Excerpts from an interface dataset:
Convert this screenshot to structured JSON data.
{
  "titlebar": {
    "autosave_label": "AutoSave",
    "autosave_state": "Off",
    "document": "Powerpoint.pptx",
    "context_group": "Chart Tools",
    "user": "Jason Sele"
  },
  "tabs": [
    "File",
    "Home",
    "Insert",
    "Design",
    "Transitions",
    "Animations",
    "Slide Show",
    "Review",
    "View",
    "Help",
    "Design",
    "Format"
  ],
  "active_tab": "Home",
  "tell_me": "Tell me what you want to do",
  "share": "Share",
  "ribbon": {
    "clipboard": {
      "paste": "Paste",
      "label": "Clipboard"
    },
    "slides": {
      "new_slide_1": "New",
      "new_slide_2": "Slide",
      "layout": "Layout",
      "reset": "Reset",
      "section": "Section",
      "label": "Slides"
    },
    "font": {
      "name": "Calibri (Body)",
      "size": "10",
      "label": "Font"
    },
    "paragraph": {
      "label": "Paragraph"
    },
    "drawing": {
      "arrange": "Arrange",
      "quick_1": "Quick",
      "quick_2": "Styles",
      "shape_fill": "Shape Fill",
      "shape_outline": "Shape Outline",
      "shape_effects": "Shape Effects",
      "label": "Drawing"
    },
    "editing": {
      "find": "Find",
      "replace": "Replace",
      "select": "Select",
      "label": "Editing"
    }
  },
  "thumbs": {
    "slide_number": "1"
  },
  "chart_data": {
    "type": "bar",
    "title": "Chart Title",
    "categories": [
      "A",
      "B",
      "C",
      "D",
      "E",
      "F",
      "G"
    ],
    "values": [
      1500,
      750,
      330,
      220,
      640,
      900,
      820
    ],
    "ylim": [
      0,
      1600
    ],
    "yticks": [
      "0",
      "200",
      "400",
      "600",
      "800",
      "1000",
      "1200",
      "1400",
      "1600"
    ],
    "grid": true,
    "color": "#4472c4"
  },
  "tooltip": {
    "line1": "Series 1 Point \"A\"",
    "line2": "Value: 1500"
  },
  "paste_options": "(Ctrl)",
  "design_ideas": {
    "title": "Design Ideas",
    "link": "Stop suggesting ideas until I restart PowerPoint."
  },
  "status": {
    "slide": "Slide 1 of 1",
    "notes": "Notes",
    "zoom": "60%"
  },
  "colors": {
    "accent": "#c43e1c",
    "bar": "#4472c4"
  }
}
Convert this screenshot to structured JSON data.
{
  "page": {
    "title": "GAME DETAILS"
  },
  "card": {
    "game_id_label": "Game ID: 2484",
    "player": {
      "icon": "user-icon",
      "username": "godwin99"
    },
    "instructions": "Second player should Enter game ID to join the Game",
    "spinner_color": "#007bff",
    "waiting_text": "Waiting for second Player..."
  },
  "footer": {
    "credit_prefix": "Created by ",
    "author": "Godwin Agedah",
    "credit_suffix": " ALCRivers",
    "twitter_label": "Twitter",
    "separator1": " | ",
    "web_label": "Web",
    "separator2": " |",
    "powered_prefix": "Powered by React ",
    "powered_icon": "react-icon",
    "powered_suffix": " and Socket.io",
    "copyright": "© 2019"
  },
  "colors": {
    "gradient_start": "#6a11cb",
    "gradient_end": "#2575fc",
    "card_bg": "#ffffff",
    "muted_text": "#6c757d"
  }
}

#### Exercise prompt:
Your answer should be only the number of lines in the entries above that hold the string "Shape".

#### Answer for this exercise:
3